Running Nonnative Applications in Windows 2000 Professional
The architecture of Windows 2000 provides a separate address space for each environment subsystem or VDM, thus protecting it from all other environments and preserving the robustness of the operating system. Most applications also run in their own address space. This allows Windows 2000 to run all operating system services and all applications by preemptive multitasking — working on more than one task at a time by periodically interrupting the execution of each.
Figure B.1 shows the structure of the Windows 2000 emulation environment subsystems and VDMs. A description of the major emulation environment features follows.
Figure B.1 Windows 2000 Emulation Environments

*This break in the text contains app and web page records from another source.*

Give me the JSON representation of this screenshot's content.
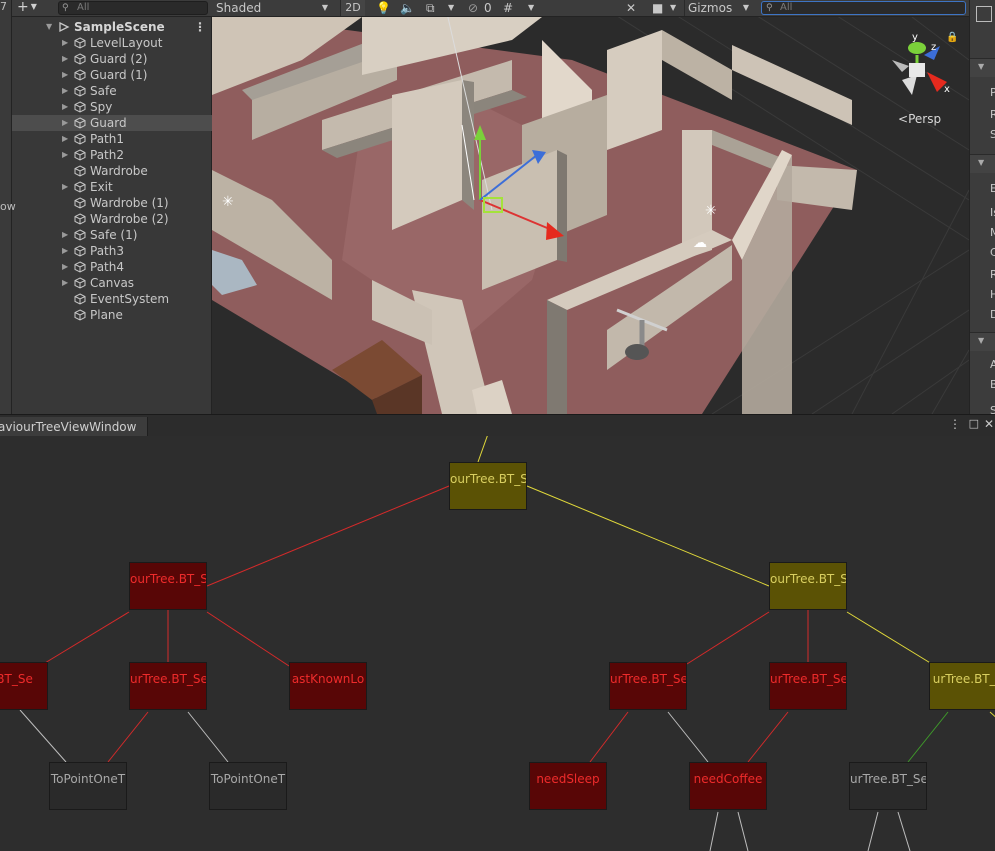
{
  "hierarchy": {
    "edge_label": "ow",
    "edge_number": "7",
    "search_placeholder": "All",
    "scene_name": "SampleScene",
    "items": [
      {
        "label": "LevelLayout",
        "expandable": true,
        "selected": false
      },
      {
        "label": "Guard (2)",
        "expandable": true,
        "selected": false
      },
      {
        "label": "Guard (1)",
        "expandable": true,
        "selected": false
      },
      {
        "label": "Safe",
        "expandable": true,
        "selected": false
      },
      {
        "label": "Spy",
        "expandable": true,
        "selected": false
      },
      {
        "label": "Guard",
        "expandable": true,
        "selected": true
      },
      {
        "label": "Path1",
        "expandable": true,
        "selected": false
      },
      {
        "label": "Path2",
        "expandable": true,
        "selected": false
      },
      {
        "label": "Wardrobe",
        "expandable": false,
        "selected": false
      },
      {
        "label": "Exit",
        "expandable": true,
        "selected": false
      },
      {
        "label": "Wardrobe (1)",
        "expandable": false,
        "selected": false
      },
      {
        "label": "Wardrobe (2)",
        "expandable": false,
        "selected": false
      },
      {
        "label": "Safe (1)",
        "expandable": true,
        "selected": false
      },
      {
        "label": "Path3",
        "expandable": true,
        "selected": false
      },
      {
        "label": "Path4",
        "expandable": true,
        "selected": false
      },
      {
        "label": "Canvas",
        "expandable": true,
        "selected": false
      },
      {
        "label": "EventSystem",
        "expandable": false,
        "selected": false
      },
      {
        "label": "Plane",
        "expandable": false,
        "selected": false
      }
    ]
  },
  "scene": {
    "shading_mode": "Shaded",
    "mode_2d": "2D",
    "hidden_count": "0",
    "gizmos_label": "Gizmos",
    "search_placeholder": "All",
    "projection_label": "Persp",
    "axis_y": "y",
    "axis_z": "z",
    "axis_x": "x"
  },
  "inspector": {
    "letters": [
      "P",
      "R",
      "S",
      "E",
      "Is",
      "M",
      "C",
      "R",
      "H",
      "D",
      "A",
      "B",
      "S"
    ]
  },
  "bt_window": {
    "tab_title": "aviourTreeViewWindow",
    "nodes": [
      {
        "label": "ourTree.BT_S",
        "color": "yellow"
      },
      {
        "label": "ourTree.BT_S",
        "color": "red"
      },
      {
        "label": "ourTree.BT_S",
        "color": "yellow"
      },
      {
        "label": "e.BT_Se",
        "color": "red"
      },
      {
        "label": "urTree.BT_Se",
        "color": "red"
      },
      {
        "label": "astKnownLo",
        "color": "red"
      },
      {
        "label": "urTree.BT_Se",
        "color": "red"
      },
      {
        "label": "urTree.BT_Se",
        "color": "red"
      },
      {
        "label": "urTree.BT_S",
        "color": "yellow"
      },
      {
        "label": "ToPointOneT",
        "color": "grey"
      },
      {
        "label": "ToPointOneT",
        "color": "grey"
      },
      {
        "label": "needSleep",
        "color": "red"
      },
      {
        "label": "needCoffee",
        "color": "red"
      },
      {
        "label": "urTree.BT_Se",
        "color": "grey"
      }
    ],
    "colors": {
      "yellow_node": "#5b5205",
      "red_node": "#580606",
      "grey_node": "#2a2a2a",
      "red_edge": "#d42a2a",
      "yellow_edge": "#e0d83a",
      "grey_edge": "#bdbdbd",
      "green_edge": "#3f9a2a"
    }
  }
}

Win32 Subsystem Win32 processes 32-bit applications and is the native environment of Windows 2000. It contains the console, which provides text window support, shutdown, and hard-error handling for all subsystems. Applications created for earlier versions of Microsoft Windows NT and Windows 95 or Windows 98 — which are also 32-bit operating systems — run on this subsystem.
MS-DOS VDM The MS-DOS environment is implemented as a VDM, a 32-bit Windows–based application that emulates an Intel 486 computer running MS-DOS. Each MS-DOS–based application runs in its own separate VDM. Any number of these VDMs can be run at once, limited only by system resources. Each has its own address space, thus protecting the applications from each other and protecting the core operating system from the VDMs.
Win16 VDM Extra layers added to the basic MS-DOS VDM emulate the 16-bit functionality of Microsoft Windows 3.1 (Win16). By default, a single multithreaded VDM is used to run all 16-bit Windows-based applications; each application has its own thread in this VDM. Windows 2000 multitasks the VDM preemptively with respect to other processes but multitasks the applications running within it cooperatively (without interrupting processing) with respect to each other. You can also run a 16-bit Windows-based application in its own separate VDM. The result is that Windows 2000 preemptively multitasks the application because it preemptively multitasks the VDM itself and there is no other application running within the VDM.
OS/2 Subsystem The OS/2 subsystem supports 16-bit character-based OS/2-based applications on x 86-based computers. It emulates OS/2 version 1.3 and supports version 1. x , but not 2. x or later.
POSIX Subsystem The POSIX subsystem supports applications written to the POSIX.1 standard. Applications must conform strictly to POSIX.1, or to the related standards set by the International Standards Organization (ISO) and the International Electrotechnical Commission (IEC) — commonly known as the ISO/IEC standards.